The summer camp is free of charge to students and teachers attending, and is supported by several grants, including an endowment established by the family of Kathleen Smith, a former trustee of both the Morgridge Institute and the Wisconsin Alumni Research Foundation.
It’s hoped that the experience also provides professional development for teachers who accompany their students, Murphy said. To promote experimentation back in the classroom, teachers receive funding of $25 per student they bring to camp to purchase science supplies, he said.
Hillsboro High School Deb Freitag returned this year with a new group of students after the camp was a big hit with those who attended three years ago.
“My students don’t get to work with this kind of equipment or with other students who have the same capabilities and excitement over science,” she remarked. The school in Vernon County in western Wisconsin has about 170 students.
“They were able to become ‘nerds,’ as they put it, and be comfortable about it,” Freitag said.
Students in the camp create posters on what they learn that Freitag displayed in her classroom. “Seeing their names and what they did made them proud of who they are,” she said, and started a buzz about science camp that had other students eager to attend.
Murphy said that camp organizers have just begun surveying students in the years after camp about what affect it had on their educational and career choices to gauge its impact scientifically.

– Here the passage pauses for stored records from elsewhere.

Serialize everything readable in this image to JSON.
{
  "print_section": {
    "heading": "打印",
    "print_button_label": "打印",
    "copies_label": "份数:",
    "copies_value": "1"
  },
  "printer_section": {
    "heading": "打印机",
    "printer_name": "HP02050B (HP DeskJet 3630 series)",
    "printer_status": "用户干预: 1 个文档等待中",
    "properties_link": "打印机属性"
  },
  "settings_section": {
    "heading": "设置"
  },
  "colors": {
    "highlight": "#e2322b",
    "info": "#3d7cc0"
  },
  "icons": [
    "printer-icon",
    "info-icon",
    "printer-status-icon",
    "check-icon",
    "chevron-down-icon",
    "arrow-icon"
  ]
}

“But we hear anecdotally from teachers that students are coming to UW-Madison because of these experiences,” he said.